How Do You Prefer to Be Managed?  

Another factor to consider is your adviser’s management style. Some advisers prefer to be very hands-on and set multiple deadlines every week, while others want you to navigate the project as independently as possible. You can often get a sense of an adviser’s management style from the way they teach, but the best way to get concrete answers is from the professor’s former advisees. If you happen to know anyone that your potential adviser worked with previously, don’t hesitate to reach out and ask about how that professor manages student theses.  

What’s Your Natural Habitat? 

Consider what type of work you want to be doing. Think about past field trips, coursework, and internships; what kinds of observations and data did you like to gather? Maybe you prefer working in a lab with a microscope over doing simulations on a computer. After reflecting on your interests, you’ll be ready to assess if a particular professor’s research methods would be a good fit for you. 

Are You Willing to Travel and Do You Have the Time?  

If you have the fortune of clicking with several potential advisers, a good way to narrow down your options is to get the logistics on how, when, and where you’d do field work. Maybe you’re an out-of-state or international student, and your site is quite a distance away. Perhaps you are a double major with little time to spare for extra field work. Depending on your and your potential adviser’s personal circumstances, your availabilities may not line up very well.  

Are You Willing to Be Open Minded? 

It’s worth talking to as many professors as you can about what it’s like doing research in their area. Even if you don’t think their area is your top choice, you never know if their research project will spark a new interest in a related area of study.
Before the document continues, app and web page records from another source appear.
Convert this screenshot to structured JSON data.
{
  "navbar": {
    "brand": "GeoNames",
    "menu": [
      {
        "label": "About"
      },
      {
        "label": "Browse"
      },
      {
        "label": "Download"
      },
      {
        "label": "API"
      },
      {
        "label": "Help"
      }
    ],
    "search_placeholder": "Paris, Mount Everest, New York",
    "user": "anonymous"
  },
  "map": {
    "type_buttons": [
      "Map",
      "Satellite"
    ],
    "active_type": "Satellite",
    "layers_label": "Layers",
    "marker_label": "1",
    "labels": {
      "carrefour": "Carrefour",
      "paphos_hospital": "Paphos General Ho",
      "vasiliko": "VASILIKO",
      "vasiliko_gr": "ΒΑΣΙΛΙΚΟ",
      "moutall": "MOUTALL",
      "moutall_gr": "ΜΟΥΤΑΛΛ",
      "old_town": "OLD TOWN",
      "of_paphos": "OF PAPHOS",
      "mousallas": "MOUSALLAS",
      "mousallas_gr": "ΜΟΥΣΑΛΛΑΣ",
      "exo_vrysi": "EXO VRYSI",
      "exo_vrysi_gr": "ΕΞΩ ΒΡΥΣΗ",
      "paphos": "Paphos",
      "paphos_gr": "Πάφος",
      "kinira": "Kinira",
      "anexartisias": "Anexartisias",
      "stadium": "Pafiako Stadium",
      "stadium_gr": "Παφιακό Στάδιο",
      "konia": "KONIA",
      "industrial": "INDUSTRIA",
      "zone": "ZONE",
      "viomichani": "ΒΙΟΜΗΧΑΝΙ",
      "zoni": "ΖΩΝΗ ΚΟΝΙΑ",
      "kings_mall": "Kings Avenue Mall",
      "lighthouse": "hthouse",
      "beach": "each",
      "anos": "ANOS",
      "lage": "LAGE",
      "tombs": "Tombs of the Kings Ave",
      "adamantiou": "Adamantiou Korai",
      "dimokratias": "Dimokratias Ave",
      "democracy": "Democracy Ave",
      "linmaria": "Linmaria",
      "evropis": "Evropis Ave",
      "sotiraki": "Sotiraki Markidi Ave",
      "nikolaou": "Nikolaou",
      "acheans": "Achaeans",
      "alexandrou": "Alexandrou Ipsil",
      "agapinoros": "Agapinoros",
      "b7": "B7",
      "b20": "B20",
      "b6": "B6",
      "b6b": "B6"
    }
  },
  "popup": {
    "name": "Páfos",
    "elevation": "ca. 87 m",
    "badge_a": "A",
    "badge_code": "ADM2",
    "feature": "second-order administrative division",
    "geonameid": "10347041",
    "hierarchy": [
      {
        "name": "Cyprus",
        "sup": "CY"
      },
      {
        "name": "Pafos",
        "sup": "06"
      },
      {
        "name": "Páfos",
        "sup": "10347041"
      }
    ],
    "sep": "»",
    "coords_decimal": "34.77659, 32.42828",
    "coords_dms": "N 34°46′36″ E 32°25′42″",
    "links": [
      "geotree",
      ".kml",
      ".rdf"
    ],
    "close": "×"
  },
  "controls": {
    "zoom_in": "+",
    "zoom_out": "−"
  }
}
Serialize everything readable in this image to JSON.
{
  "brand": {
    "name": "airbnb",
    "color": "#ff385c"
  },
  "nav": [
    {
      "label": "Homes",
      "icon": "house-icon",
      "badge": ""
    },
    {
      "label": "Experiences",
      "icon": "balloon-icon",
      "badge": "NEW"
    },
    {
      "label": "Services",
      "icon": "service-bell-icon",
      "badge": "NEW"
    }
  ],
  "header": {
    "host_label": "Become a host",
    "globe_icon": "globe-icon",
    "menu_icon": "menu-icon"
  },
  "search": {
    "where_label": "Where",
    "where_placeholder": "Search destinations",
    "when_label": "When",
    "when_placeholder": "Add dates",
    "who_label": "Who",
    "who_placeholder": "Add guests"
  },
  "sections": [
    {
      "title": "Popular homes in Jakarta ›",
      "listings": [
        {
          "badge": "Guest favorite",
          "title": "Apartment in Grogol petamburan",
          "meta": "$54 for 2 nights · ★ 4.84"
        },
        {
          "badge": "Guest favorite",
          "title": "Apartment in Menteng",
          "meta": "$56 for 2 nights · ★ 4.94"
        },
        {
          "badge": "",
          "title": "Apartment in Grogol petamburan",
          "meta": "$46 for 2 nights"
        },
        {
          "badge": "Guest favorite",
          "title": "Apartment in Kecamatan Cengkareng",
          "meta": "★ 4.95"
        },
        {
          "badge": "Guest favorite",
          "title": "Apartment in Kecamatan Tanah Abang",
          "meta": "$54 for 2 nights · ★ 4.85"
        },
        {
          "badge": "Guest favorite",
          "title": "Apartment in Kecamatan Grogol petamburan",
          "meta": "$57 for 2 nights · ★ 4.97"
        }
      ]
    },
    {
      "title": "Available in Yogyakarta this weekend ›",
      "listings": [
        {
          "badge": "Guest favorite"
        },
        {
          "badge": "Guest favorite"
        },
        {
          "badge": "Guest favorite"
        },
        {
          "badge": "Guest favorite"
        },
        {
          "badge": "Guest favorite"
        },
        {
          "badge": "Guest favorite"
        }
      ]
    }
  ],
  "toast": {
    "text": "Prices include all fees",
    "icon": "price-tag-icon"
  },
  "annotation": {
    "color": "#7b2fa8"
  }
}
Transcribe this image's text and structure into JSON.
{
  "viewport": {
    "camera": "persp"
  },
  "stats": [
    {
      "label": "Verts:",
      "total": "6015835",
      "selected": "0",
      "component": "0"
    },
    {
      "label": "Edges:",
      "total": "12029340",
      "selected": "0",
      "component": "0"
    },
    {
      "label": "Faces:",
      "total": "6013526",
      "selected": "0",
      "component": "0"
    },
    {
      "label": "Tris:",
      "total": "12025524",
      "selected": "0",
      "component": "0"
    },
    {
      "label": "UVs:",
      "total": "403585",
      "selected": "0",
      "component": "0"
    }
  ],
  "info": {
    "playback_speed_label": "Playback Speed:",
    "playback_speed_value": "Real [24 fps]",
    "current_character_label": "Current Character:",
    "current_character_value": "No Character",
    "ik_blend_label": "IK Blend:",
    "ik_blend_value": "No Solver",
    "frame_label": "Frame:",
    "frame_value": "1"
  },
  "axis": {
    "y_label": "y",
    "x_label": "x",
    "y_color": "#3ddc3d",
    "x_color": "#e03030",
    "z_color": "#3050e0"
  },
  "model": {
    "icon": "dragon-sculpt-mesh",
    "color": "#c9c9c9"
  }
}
If you come across a dilemma between several project options, be sure to balance the compromise between your interest in the research and your ability to work well with the professor.  


Annette Kang and Mia Ratino, Former Talent Pool Interns, American Geophysical Union